Heliostat canting is the alignment of facets on a common frame which provides focusing of sunlight on a prescribed target. Traditionally, this alignment has been parabolic, in which the focal point of the heliostat lies on its optical axis. Two alternative off-axis canting methods are compared in this article, (i) fixed facet (static) canting in which the facet alignment is optimized for a single design day and time and then rigidly mounted to the frame and (ii) dynamic canting in which the facets are actively controlled such that the center of each facet is always perfectly focusing. For both methods, two case studies are considered: (i) a power tower with planar heliostat field (heliostat dimensions and tower height modeled after the 11 MWe plant PS10) and (ii) a hillside heliostat field which directs light down to a ground-level salt pond. In both case studies, static heliostat canting provides a small improvement in focusing by reducing the average annual insolation-weighted spot size by roughly 1–2%. Dynamic canting, in contrast, provides a 20–25% reduction in spot size.

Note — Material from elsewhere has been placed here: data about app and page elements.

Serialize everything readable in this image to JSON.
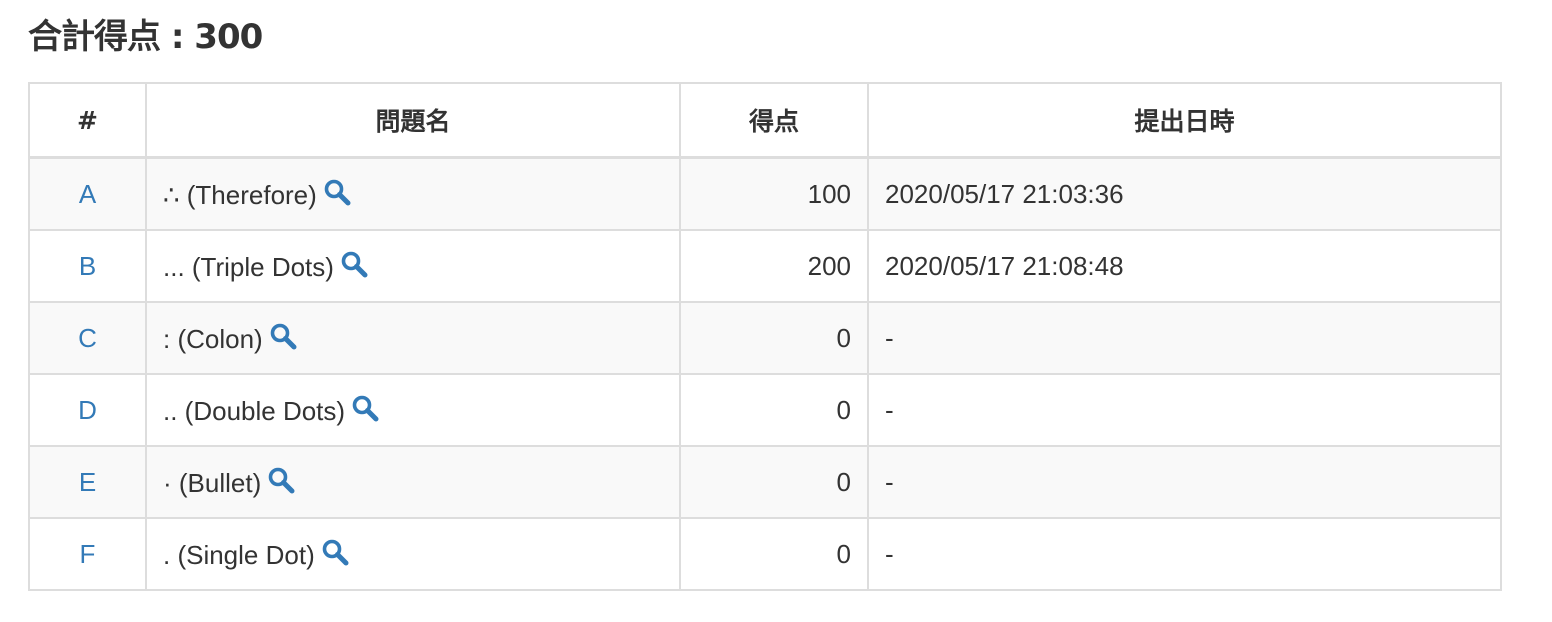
{
  "summary": {
    "label": "合計得点",
    "separator": " : ",
    "value": "300"
  },
  "table": {
    "headers": {
      "id": "#",
      "name": "問題名",
      "score": "得点",
      "submitted": "提出日時"
    },
    "rows": [
      {
        "id": "A",
        "name": "∴ (Therefore)",
        "score": "100",
        "submitted": "2020/05/17 21:03:36",
        "icon": "search-icon"
      },
      {
        "id": "B",
        "name": "... (Triple Dots)",
        "score": "200",
        "submitted": "2020/05/17 21:08:48",
        "icon": "search-icon"
      },
      {
        "id": "C",
        "name": ": (Colon)",
        "score": "0",
        "submitted": "-",
        "icon": "search-icon"
      },
      {
        "id": "D",
        "name": ".. (Double Dots)",
        "score": "0",
        "submitted": "-",
        "icon": "search-icon"
      },
      {
        "id": "E",
        "name": "· (Bullet)",
        "score": "0",
        "submitted": "-",
        "icon": "search-icon"
      },
      {
        "id": "F",
        "name": ". (Single Dot)",
        "score": "0",
        "submitted": "-",
        "icon": "search-icon"
      }
    ]
  },
  "colors": {
    "link": "#337ab7",
    "text": "#333333",
    "border": "#dddddd",
    "stripe": "#f9f9f9"
  }
}
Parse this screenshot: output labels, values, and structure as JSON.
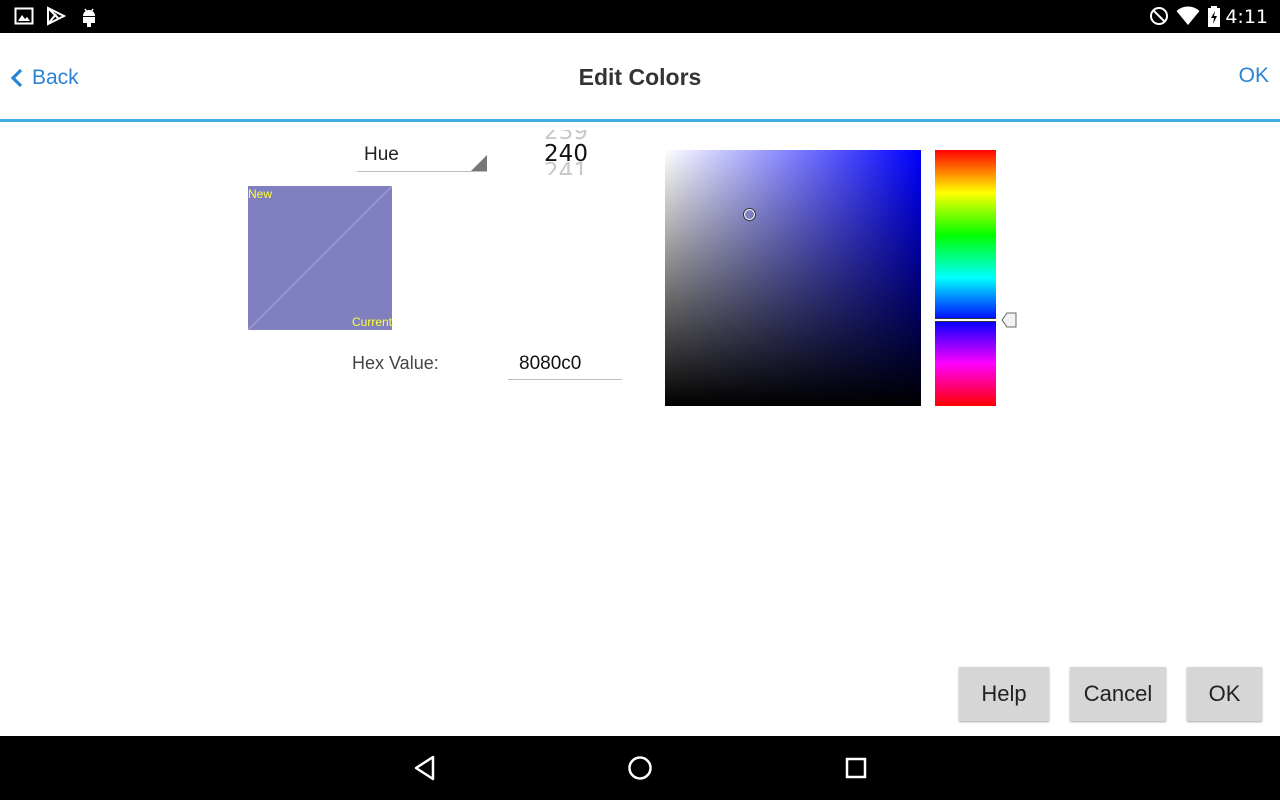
{
  "status_bar": {
    "time": "4:11"
  },
  "header": {
    "back_label": "Back",
    "title": "Edit Colors",
    "ok_label": "OK"
  },
  "mode_selector": {
    "selected": "Hue"
  },
  "number_picker": {
    "prev": "239",
    "current": "240",
    "next": "241"
  },
  "swatch": {
    "new_label": "New",
    "current_label": "Current",
    "color": "#8080c0"
  },
  "hex": {
    "label": "Hex Value:",
    "value": "8080c0"
  },
  "color_picker": {
    "hue": 240,
    "hue_color": "#0000ff"
  },
  "buttons": {
    "help": "Help",
    "cancel": "Cancel",
    "ok": "OK"
  },
  "colors": {
    "accent": "#2a83d6",
    "header_rule": "#3fa9e0",
    "button_bg": "#d6d6d6"
  }
}
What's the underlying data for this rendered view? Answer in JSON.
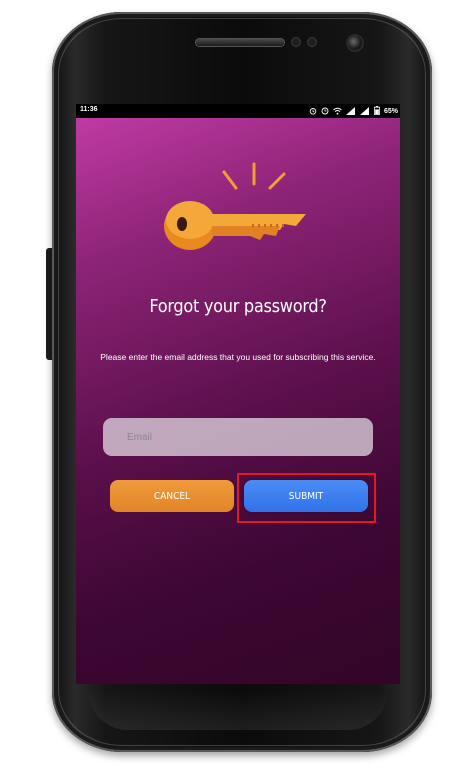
{
  "status_bar": {
    "time": "11:36",
    "icons": [
      "alarm-icon",
      "clock-icon",
      "wifi-icon",
      "signal-icon",
      "signal-icon",
      "battery-icon"
    ],
    "battery": "65%"
  },
  "screen": {
    "title": "Forgot your password?",
    "description": "Please enter the email address that you used for subscribing this service.",
    "email_placeholder": "Email",
    "cancel_label": "CANCEL",
    "submit_label": "SUBMIT"
  },
  "colors": {
    "gradient_top": "#c03aa3",
    "gradient_bottom": "#330527",
    "cancel_button": "#e8902f",
    "submit_button": "#3a7ef0",
    "highlight": "#e01a22",
    "key": "#f0a030"
  }
}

This content is only available via PDF.
You do not currently have access to this content.